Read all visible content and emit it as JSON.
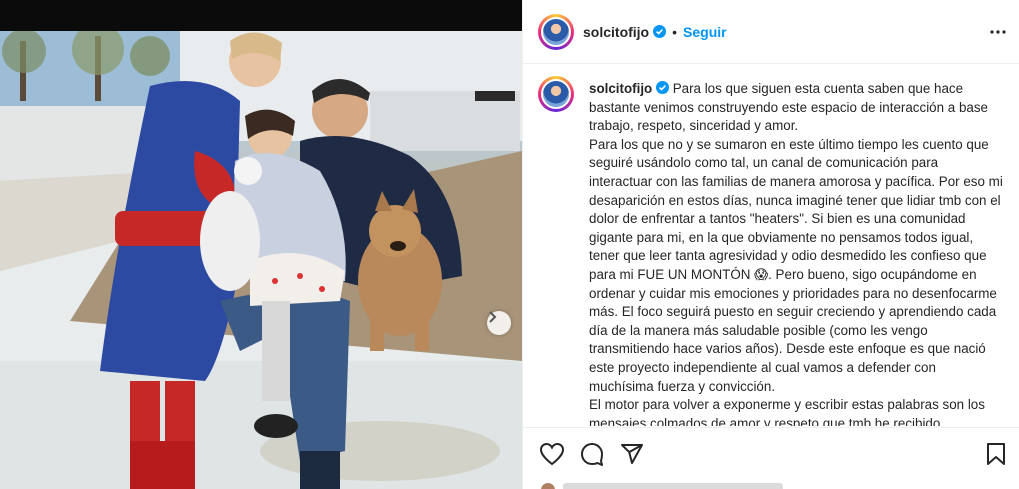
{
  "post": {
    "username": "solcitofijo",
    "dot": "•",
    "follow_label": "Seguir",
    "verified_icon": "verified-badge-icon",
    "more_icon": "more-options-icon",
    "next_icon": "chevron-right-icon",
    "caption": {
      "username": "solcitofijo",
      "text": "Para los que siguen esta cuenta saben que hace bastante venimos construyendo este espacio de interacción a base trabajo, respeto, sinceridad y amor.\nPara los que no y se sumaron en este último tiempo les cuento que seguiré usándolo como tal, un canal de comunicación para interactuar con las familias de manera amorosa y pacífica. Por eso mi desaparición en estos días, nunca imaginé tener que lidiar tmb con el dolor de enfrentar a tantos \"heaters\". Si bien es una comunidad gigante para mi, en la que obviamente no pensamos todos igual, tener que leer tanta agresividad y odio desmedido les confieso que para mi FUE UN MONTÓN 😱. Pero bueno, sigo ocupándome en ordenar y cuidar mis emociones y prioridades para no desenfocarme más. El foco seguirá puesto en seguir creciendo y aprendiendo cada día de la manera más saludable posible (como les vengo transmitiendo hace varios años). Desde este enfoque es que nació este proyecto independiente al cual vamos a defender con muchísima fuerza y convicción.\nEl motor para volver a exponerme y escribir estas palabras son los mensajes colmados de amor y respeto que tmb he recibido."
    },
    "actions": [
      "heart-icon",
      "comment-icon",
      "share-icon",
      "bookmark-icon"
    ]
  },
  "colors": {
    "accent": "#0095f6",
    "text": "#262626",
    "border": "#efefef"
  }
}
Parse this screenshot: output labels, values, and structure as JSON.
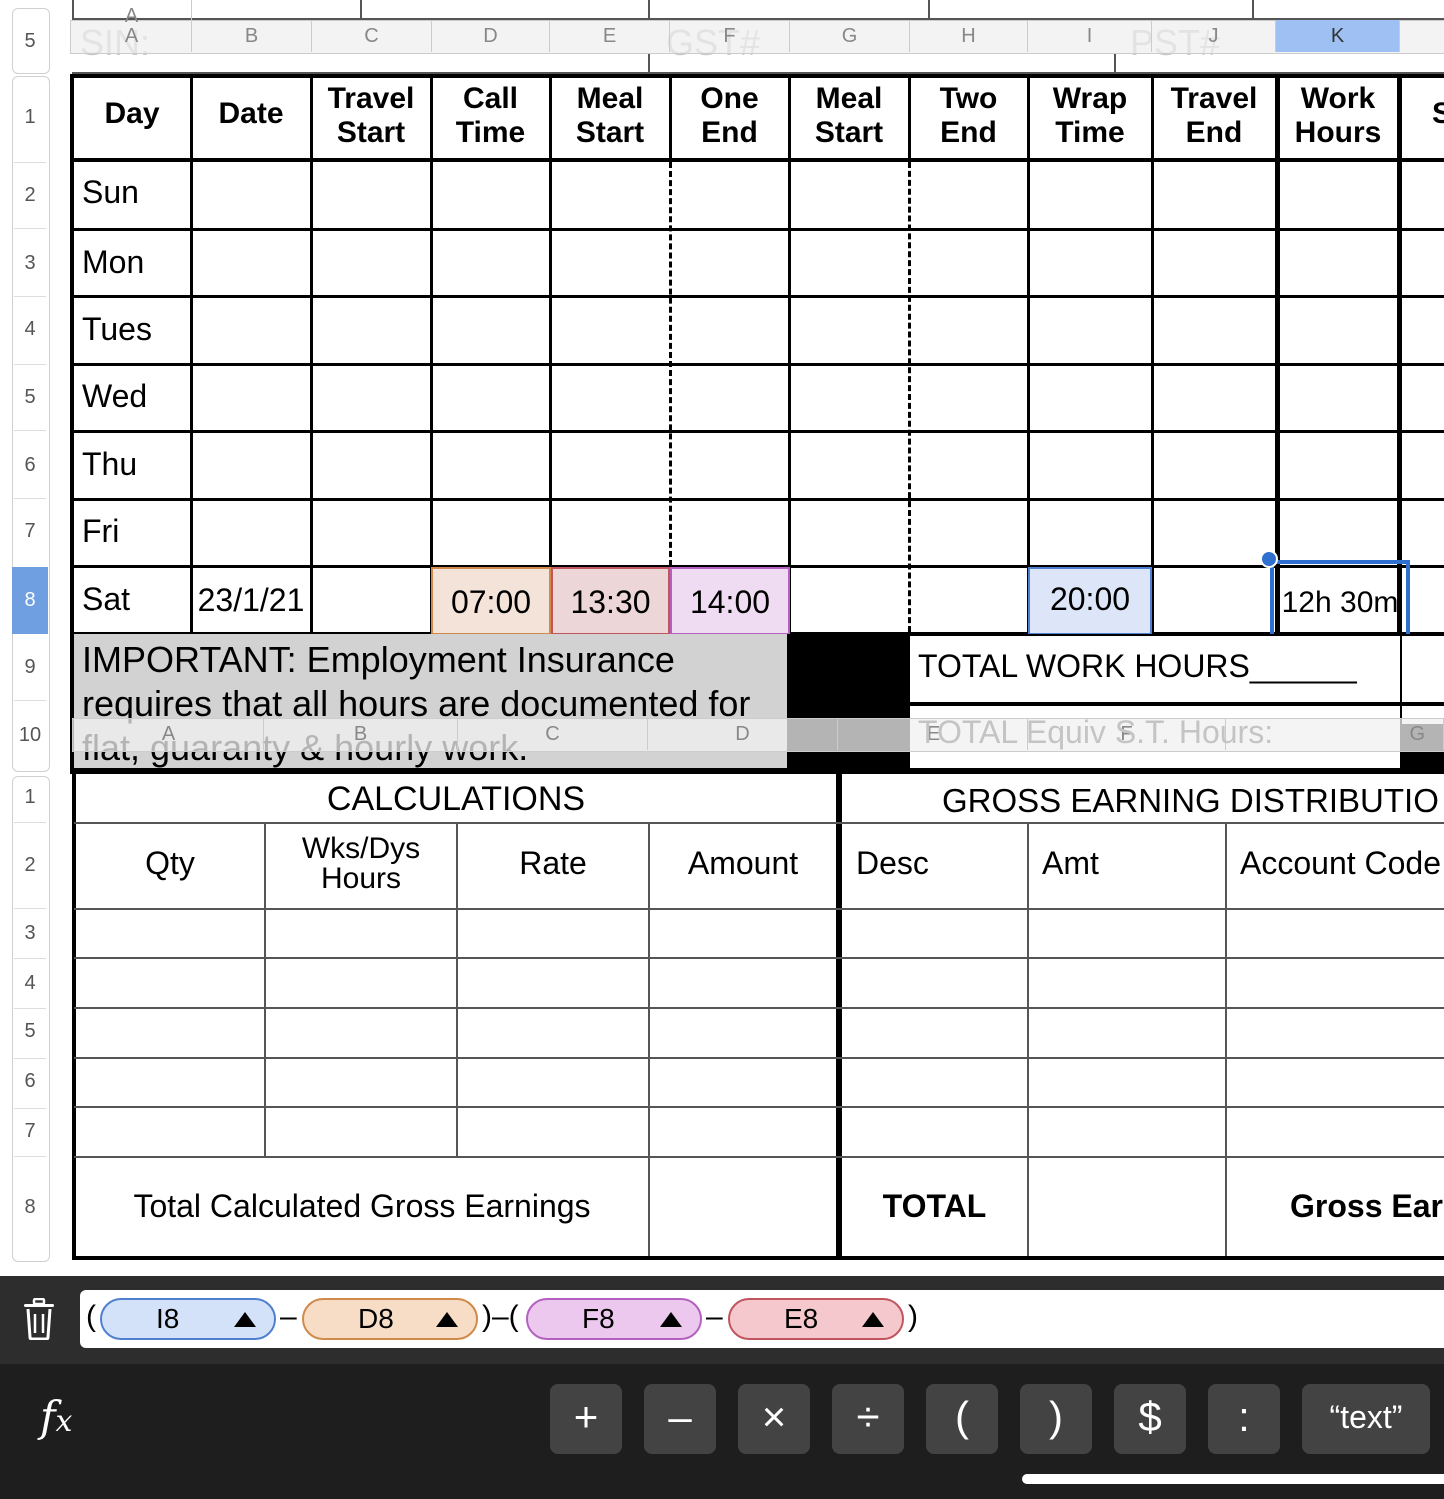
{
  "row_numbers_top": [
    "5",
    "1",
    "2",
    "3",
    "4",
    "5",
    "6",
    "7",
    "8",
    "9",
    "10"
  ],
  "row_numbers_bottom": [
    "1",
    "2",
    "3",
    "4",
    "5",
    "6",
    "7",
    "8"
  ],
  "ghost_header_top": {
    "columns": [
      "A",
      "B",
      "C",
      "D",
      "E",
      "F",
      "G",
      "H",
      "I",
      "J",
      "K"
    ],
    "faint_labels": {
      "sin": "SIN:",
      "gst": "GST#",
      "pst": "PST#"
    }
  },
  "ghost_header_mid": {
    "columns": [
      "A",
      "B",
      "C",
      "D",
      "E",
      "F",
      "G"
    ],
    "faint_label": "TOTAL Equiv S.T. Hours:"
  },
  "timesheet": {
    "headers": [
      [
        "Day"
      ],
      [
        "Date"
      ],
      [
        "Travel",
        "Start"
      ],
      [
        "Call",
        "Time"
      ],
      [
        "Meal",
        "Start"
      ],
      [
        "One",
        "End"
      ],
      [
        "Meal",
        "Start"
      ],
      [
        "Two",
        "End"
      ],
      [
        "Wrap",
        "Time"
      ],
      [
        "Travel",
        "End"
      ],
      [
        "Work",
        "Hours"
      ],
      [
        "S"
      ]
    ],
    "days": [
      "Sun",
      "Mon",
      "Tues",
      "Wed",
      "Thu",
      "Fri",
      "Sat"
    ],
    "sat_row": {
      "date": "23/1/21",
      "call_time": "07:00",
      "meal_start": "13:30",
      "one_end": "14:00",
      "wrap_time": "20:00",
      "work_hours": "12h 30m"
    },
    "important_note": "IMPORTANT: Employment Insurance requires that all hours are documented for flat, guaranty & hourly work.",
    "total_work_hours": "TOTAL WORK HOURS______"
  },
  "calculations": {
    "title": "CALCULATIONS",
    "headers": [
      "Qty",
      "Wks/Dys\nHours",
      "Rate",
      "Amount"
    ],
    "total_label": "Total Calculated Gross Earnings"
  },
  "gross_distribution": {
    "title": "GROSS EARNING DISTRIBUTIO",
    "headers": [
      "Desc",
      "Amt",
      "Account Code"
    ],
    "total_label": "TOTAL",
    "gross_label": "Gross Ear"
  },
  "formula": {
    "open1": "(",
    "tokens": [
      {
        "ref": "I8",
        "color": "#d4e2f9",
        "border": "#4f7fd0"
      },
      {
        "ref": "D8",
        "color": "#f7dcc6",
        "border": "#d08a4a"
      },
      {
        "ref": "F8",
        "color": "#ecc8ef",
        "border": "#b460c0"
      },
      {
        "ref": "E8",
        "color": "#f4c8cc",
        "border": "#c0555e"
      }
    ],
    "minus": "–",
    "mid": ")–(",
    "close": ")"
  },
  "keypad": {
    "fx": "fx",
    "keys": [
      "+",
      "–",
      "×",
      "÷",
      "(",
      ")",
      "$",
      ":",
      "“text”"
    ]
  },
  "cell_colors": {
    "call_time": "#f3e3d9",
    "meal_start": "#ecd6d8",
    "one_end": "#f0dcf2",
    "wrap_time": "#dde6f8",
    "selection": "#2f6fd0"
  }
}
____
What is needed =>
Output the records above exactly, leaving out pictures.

Task output =>
Read all visible content and emit it as JSON.
{
  "post": {
    "username": "solcitofijo",
    "dot": "•",
    "follow_label": "Seguir",
    "verified_icon": "verified-badge-icon",
    "more_icon": "more-options-icon",
    "next_icon": "chevron-right-icon",
    "caption": {
      "username": "solcitofijo",
      "text": "Para los que siguen esta cuenta saben que hace bastante venimos construyendo este espacio de interacción a base trabajo, respeto, sinceridad y amor.\nPara los que no y se sumaron en este último tiempo les cuento que seguiré usándolo como tal, un canal de comunicación para interactuar con las familias de manera amorosa y pacífica. Por eso mi desaparición en estos días, nunca imaginé tener que lidiar tmb con el dolor de enfrentar a tantos \"heaters\". Si bien es una comunidad gigante para mi, en la que obviamente no pensamos todos igual, tener que leer tanta agresividad y odio desmedido les confieso que para mi FUE UN MONTÓN 😱. Pero bueno, sigo ocupándome en ordenar y cuidar mis emociones y prioridades para no desenfocarme más. El foco seguirá puesto en seguir creciendo y aprendiendo cada día de la manera más saludable posible (como les vengo transmitiendo hace varios años). Desde este enfoque es que nació este proyecto independiente al cual vamos a defender con muchísima fuerza y convicción.\nEl motor para volver a exponerme y escribir estas palabras son los mensajes colmados de amor y respeto que tmb he recibido."
    },
    "actions": [
      "heart-icon",
      "comment-icon",
      "share-icon",
      "bookmark-icon"
    ]
  },
  "colors": {
    "accent": "#0095f6",
    "text": "#262626",
    "border": "#efefef"
  }
}
Parse this screenshot: output labels, values, and structure as JSON.
{
  "row_numbers_top": [
    "5",
    "1",
    "2",
    "3",
    "4",
    "5",
    "6",
    "7",
    "8",
    "9",
    "10"
  ],
  "row_numbers_bottom": [
    "1",
    "2",
    "3",
    "4",
    "5",
    "6",
    "7",
    "8"
  ],
  "ghost_header_top": {
    "columns": [
      "A",
      "B",
      "C",
      "D",
      "E",
      "F",
      "G",
      "H",
      "I",
      "J",
      "K"
    ],
    "faint_labels": {
      "sin": "SIN:",
      "gst": "GST#",
      "pst": "PST#"
    }
  },
  "ghost_header_mid": {
    "columns": [
      "A",
      "B",
      "C",
      "D",
      "E",
      "F",
      "G"
    ],
    "faint_label": "TOTAL Equiv S.T. Hours:"
  },
  "timesheet": {
    "headers": [
      [
        "Day"
      ],
      [
        "Date"
      ],
      [
        "Travel",
        "Start"
      ],
      [
        "Call",
        "Time"
      ],
      [
        "Meal",
        "Start"
      ],
      [
        "One",
        "End"
      ],
      [
        "Meal",
        "Start"
      ],
      [
        "Two",
        "End"
      ],
      [
        "Wrap",
        "Time"
      ],
      [
        "Travel",
        "End"
      ],
      [
        "Work",
        "Hours"
      ],
      [
        "S"
      ]
    ],
    "days": [
      "Sun",
      "Mon",
      "Tues",
      "Wed",
      "Thu",
      "Fri",
      "Sat"
    ],
    "sat_row": {
      "date": "23/1/21",
      "call_time": "07:00",
      "meal_start": "13:30",
      "one_end": "14:00",
      "wrap_time": "20:00",
      "work_hours": "12h 30m"
    },
    "important_note": "IMPORTANT: Employment Insurance requires that all hours are documented for flat, guaranty & hourly work.",
    "total_work_hours": "TOTAL WORK HOURS______"
  },
  "calculations": {
    "title": "CALCULATIONS",
    "headers": [
      "Qty",
      "Wks/Dys\nHours",
      "Rate",
      "Amount"
    ],
    "total_label": "Total Calculated Gross Earnings"
  },
  "gross_distribution": {
    "title": "GROSS EARNING DISTRIBUTIO",
    "headers": [
      "Desc",
      "Amt",
      "Account Code"
    ],
    "total_label": "TOTAL",
    "gross_label": "Gross Ear"
  },
  "formula": {
    "open1": "(",
    "tokens": [
      {
        "ref": "I8",
        "color": "#d4e2f9",
        "border": "#4f7fd0"
      },
      {
        "ref": "D8",
        "color": "#f7dcc6",
        "border": "#d08a4a"
      },
      {
        "ref": "F8",
        "color": "#ecc8ef",
        "border": "#b460c0"
      },
      {
        "ref": "E8",
        "color": "#f4c8cc",
        "border": "#c0555e"
      }
    ],
    "minus": "–",
    "mid": ")–(",
    "close": ")"
  },
  "keypad": {
    "fx": "fx",
    "keys": [
      "+",
      "–",
      "×",
      "÷",
      "(",
      ")",
      "$",
      ":",
      "“text”"
    ]
  },
  "cell_colors": {
    "call_time": "#f3e3d9",
    "meal_start": "#ecd6d8",
    "one_end": "#f0dcf2",
    "wrap_time": "#dde6f8",
    "selection": "#2f6fd0"
  }
}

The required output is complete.